    ABSTRACT: Microtubule plus-end dynamics are regulated by a family of proteins called plus end-tracking proteins (+TIPs). We recently demonstrated that the transforming acidic coiled-coil (TACC) domain family member, TACC3, can function as a +TIP to regulate microtubule dynamics in Xenopus laevis embryonic cells. Although it has been previously reported that TACC3 is the only TACC family member that exists in Xenopus, our examination of its genome determined that Xenopus, like all other vertebrates, contains three TACC family members. Here, we investigate the localization and function of Xenopus TACC1, the founding member of the TACC family. We demonstrate that it can act as a +TIP to regulate microtubule dynamics, and that the conserved C-terminal TACC domain is required for its localization to plus-ends. We also show that, in Xenopus embryonic mesenchymal cells, TACC1 and TACC3 are each required for maintaining normal microtubule growth speed but exhibit some functional redundancy in the regulation of microtubule growth lifetime. Given the conservation of TACC1 in Xenopus and other vertebrates, we propose that Xenopus laevis is a useful system to investigate unexplored cell biological functions of TACC1 and other TACC family members in the regulation of microtubule dynamics. This article is protected by copyright. All rights reserved. © 2015 Wiley Periodicals, Inc.
    Full-text · Article · May 2015 · Cytoskeleton
  • Source
    • "However, despite the well-known localization of XMAP215 at growing MT plus ends (Brouhard et al., 2008), it has been unclear whether vertebrate TACC3 interacts with XMAP215 specifically at plus ends during interphase. There has been some evidence that, in other systems, TACC proteins may bind to and regulate the plus ends of MTs (Peset and Vernos, 2008). Whereas the single TACC orthologue in Drosophila (called D-TACC) is highly concentrated at centrosomes in vivo (Gergely et al., 2000b), green fluorescent protein (GFP)–tagged D- TACC was also observable as small puncta that emanate from the centrosome, likely corresponding to growing MT plus ends (Lee et al., 2001). "

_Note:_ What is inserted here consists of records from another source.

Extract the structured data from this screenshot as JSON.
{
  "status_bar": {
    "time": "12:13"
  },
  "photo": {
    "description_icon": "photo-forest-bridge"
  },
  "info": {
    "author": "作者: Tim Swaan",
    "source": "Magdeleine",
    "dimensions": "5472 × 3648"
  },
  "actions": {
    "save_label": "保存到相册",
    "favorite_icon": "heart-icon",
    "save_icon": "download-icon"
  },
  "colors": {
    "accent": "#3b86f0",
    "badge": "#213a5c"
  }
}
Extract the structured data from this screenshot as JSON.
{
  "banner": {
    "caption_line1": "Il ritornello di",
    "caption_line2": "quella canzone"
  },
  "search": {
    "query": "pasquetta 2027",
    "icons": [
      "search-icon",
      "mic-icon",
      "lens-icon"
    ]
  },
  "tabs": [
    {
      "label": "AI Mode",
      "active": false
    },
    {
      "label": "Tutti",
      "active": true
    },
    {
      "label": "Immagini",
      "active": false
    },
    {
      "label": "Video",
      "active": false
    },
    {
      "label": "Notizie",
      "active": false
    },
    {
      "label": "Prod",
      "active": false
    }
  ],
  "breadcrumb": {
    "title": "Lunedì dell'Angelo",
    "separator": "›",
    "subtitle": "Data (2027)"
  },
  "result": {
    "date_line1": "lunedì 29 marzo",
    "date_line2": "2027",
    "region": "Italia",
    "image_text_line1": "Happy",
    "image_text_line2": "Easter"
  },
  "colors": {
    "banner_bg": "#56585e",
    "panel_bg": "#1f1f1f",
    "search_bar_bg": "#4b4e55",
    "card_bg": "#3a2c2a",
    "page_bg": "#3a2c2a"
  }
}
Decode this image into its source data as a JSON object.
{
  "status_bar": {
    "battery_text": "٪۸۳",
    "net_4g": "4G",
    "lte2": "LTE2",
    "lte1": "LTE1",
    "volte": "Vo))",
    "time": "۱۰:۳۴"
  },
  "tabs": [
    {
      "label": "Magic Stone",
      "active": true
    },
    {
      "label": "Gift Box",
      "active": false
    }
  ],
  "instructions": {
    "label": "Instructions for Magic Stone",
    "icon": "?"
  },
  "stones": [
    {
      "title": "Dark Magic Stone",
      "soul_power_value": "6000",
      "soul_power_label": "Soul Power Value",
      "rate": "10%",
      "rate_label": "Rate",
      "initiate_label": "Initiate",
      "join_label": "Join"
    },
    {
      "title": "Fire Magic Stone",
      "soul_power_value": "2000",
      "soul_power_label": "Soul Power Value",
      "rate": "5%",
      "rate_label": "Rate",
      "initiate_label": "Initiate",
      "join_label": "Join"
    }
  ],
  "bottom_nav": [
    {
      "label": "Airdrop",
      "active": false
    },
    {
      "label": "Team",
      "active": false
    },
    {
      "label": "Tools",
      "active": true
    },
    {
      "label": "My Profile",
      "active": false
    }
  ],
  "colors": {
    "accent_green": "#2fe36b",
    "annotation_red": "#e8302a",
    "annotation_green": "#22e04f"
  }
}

    [Show abstract] [Hide abstract]
    ABSTRACT: Microtubule plus-end dynamics are regulated by a conserved family of proteins called 'plus-end-tracking proteins' (+TIPs). Yet, it is still unclear how various +TIPs interact with each other and with plus-ends to control microtubule behavior. The centrosome-associated protein TACC3, a member of the transforming acidic coiled coil (TACC) domain family, has been previously implicated in regulating several aspects of microtubule dynamics. However, TACC3 has not been shown to function as a +TIP in vertebrates. Here, we show that TACC3 promotes axon outgrowth and regulates microtubule dynamics by increasing microtubule plus-end velocities in vivo. We also demonstrate that TACC3 acts as a +TIP in multiple embryonic cell types, and that this requires the conserved C-terminal TACC domain. Using high-resolution live-imaging data of tagged +TIPs, we reveal that TACC3 localizes to the extreme microtubule plus-end, where it lies distal to the microtubule polymerization marker, EB1, and directly overlaps with the microtubule polymerase, XMAP215. TACC3 also plays a role in regulating XMAP215 stability and localizing XMAP215 to microtubule plus-ends. Together, our results implicate TACC3 as a +TIP that functions with XMAP215 to regulate microtubule plus-end dynamics.
    Full-text · Article · Sep 2014 · Molecular Biology of the Cell
Show more